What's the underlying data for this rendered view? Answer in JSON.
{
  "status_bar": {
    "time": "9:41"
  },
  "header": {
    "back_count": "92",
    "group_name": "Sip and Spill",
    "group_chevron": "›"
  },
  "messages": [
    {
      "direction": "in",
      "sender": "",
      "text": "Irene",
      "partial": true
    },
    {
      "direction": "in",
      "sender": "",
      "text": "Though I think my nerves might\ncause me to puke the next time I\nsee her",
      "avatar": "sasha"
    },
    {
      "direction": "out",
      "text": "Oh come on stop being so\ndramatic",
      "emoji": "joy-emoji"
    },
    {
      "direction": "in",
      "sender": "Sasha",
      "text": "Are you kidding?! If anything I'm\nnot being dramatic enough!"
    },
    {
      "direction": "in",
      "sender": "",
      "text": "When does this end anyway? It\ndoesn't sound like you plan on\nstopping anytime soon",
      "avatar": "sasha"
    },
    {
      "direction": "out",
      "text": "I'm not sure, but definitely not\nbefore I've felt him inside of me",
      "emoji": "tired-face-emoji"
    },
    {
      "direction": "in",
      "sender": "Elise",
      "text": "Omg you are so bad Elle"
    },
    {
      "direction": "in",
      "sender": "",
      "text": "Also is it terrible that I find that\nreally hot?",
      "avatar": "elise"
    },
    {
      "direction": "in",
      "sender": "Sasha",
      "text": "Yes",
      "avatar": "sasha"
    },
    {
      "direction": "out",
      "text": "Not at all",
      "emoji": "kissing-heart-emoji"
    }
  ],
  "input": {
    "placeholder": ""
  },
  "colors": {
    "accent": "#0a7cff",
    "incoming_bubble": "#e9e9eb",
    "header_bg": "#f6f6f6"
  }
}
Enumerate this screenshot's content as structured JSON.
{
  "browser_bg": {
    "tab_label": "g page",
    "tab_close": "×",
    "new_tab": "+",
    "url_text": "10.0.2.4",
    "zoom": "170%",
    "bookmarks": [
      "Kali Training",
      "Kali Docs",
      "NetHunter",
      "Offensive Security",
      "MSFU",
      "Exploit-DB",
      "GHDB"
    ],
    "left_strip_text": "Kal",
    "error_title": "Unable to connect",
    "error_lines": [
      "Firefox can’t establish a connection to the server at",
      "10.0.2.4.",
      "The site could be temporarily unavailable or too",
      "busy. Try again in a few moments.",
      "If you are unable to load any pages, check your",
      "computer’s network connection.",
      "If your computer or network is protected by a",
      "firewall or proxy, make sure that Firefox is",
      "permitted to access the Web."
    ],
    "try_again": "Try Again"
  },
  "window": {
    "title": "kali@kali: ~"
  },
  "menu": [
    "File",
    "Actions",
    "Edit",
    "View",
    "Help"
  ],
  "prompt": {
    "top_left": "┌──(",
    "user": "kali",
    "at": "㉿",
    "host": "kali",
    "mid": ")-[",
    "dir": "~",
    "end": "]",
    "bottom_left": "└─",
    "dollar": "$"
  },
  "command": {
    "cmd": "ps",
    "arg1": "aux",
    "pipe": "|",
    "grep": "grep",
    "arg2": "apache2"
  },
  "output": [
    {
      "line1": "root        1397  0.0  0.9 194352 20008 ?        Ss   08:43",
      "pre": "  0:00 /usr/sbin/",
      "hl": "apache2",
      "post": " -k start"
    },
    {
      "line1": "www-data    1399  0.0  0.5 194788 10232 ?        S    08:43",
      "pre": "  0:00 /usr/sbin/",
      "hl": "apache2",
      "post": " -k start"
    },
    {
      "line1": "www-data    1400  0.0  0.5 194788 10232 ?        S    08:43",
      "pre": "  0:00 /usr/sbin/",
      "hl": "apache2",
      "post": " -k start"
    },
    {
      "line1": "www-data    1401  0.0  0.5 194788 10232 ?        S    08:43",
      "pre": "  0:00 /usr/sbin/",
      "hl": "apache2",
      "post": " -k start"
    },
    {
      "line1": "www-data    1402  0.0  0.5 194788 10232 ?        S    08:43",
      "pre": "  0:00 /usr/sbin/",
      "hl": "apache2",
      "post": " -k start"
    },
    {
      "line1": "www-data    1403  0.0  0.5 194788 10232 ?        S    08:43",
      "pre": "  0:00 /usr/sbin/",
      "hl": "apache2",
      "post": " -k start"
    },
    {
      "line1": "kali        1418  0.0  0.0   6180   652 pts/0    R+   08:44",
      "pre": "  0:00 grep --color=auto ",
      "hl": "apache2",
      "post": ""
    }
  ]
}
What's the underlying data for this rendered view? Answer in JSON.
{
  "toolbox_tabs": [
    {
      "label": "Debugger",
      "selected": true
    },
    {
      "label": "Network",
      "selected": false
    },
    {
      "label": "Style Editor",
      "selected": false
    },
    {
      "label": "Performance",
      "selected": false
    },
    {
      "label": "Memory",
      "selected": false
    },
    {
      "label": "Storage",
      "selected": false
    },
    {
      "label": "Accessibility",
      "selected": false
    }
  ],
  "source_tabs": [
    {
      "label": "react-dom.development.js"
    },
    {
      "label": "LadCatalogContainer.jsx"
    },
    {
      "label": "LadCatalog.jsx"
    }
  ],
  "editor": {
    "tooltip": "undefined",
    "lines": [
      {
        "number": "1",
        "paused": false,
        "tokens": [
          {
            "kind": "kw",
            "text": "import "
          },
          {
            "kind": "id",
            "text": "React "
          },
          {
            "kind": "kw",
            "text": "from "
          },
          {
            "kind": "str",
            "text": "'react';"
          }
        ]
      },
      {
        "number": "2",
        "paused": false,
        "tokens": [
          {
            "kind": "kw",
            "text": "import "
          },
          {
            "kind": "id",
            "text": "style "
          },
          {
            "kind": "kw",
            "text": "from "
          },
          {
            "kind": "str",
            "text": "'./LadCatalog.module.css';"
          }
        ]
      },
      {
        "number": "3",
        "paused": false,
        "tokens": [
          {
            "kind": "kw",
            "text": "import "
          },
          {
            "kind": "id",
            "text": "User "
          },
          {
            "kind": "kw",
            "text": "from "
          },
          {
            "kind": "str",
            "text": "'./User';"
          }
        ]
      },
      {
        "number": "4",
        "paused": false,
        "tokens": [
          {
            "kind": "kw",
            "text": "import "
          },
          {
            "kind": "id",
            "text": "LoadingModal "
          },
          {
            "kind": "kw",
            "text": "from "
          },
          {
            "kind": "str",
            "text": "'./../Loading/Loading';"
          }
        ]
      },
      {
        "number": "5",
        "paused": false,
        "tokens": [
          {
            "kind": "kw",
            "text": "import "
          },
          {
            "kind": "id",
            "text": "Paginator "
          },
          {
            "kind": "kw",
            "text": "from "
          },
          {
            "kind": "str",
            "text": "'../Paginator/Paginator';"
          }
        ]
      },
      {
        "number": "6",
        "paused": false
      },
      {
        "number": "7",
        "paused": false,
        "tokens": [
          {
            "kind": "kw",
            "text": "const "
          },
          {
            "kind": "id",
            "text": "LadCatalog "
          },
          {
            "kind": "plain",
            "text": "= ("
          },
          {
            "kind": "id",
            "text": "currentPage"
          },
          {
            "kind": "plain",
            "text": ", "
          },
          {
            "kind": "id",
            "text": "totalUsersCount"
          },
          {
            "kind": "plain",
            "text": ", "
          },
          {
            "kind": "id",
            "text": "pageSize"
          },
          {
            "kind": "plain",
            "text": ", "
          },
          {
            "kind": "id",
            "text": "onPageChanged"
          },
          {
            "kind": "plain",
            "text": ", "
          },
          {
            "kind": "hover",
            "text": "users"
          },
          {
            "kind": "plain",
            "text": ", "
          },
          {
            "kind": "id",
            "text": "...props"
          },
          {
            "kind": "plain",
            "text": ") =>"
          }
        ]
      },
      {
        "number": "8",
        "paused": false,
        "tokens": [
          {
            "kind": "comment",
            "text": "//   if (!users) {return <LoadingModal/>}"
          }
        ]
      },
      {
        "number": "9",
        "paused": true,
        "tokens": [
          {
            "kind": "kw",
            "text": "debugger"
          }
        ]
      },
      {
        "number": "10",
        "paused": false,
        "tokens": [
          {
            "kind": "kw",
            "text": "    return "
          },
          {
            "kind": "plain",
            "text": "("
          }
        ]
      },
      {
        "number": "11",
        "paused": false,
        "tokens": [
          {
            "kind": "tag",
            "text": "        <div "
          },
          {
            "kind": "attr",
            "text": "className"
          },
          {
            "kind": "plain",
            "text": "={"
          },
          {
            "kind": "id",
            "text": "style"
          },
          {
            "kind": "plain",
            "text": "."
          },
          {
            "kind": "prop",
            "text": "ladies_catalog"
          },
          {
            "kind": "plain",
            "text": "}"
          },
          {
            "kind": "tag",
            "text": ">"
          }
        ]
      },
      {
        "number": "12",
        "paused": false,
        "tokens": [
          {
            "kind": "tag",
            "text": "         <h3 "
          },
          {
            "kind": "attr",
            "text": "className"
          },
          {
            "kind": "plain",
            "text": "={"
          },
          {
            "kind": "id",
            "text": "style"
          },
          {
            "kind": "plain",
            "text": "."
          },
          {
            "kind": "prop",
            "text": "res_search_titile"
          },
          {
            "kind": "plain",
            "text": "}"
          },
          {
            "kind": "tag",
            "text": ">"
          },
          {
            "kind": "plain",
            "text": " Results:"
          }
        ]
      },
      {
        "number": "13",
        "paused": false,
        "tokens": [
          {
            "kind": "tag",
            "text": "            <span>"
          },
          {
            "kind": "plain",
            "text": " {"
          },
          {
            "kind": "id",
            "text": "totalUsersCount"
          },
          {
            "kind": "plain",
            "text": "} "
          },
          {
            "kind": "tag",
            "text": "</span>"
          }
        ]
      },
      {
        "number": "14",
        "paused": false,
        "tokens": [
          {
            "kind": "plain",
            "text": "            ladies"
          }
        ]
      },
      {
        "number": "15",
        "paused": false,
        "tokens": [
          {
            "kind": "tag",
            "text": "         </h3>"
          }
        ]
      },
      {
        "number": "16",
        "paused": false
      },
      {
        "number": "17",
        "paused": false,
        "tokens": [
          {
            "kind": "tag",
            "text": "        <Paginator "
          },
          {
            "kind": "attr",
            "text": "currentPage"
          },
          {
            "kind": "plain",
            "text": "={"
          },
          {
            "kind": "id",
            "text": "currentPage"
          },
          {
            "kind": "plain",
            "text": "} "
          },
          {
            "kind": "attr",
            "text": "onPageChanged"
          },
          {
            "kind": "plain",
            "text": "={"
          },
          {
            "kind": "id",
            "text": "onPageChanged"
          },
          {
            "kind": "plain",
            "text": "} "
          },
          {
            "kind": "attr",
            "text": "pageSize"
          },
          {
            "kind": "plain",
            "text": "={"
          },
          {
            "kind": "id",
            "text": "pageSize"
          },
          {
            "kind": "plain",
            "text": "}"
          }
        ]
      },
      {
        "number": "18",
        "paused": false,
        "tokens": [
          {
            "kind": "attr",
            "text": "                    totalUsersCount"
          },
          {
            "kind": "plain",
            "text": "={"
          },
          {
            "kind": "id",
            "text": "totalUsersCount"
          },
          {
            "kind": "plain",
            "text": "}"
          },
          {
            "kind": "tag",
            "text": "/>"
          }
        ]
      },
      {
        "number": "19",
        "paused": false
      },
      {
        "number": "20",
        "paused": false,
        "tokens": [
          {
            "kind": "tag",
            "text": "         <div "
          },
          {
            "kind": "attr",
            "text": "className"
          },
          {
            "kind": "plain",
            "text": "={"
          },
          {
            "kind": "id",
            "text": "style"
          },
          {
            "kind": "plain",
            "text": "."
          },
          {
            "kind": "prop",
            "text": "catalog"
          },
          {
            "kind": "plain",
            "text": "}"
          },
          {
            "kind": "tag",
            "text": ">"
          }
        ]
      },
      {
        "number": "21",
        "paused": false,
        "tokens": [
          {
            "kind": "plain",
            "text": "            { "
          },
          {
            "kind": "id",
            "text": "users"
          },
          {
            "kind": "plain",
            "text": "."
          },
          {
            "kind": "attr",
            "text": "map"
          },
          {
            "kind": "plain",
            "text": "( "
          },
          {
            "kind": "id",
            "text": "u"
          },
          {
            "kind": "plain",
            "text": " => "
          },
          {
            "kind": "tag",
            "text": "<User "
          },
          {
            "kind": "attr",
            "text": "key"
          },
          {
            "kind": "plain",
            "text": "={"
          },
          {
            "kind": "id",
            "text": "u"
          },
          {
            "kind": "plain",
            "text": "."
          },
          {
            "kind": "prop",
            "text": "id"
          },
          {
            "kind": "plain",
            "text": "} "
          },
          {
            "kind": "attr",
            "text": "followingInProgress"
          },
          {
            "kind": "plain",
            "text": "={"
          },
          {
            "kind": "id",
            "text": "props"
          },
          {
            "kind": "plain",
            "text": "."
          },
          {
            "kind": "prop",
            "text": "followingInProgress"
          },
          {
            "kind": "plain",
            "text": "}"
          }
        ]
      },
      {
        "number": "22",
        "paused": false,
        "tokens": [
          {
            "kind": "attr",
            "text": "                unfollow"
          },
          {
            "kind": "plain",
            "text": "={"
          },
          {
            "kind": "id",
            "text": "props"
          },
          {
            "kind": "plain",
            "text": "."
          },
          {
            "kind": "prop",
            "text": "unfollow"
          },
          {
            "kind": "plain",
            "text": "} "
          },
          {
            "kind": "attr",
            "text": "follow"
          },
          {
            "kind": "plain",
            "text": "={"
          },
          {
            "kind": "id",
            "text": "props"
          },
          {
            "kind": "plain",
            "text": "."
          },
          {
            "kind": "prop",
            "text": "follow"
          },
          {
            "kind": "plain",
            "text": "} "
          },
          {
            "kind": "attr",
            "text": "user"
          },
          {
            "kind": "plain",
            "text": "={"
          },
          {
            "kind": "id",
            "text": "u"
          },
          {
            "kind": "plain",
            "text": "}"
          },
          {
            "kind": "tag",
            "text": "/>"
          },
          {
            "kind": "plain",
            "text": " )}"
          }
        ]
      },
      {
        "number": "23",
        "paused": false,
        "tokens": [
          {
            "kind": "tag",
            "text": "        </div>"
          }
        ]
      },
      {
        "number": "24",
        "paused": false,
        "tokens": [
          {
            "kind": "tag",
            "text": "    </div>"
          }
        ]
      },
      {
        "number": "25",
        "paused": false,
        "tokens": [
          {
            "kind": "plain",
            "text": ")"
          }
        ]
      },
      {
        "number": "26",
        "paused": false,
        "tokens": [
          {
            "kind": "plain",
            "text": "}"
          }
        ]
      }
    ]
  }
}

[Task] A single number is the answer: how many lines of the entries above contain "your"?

[Output for this exercise] 2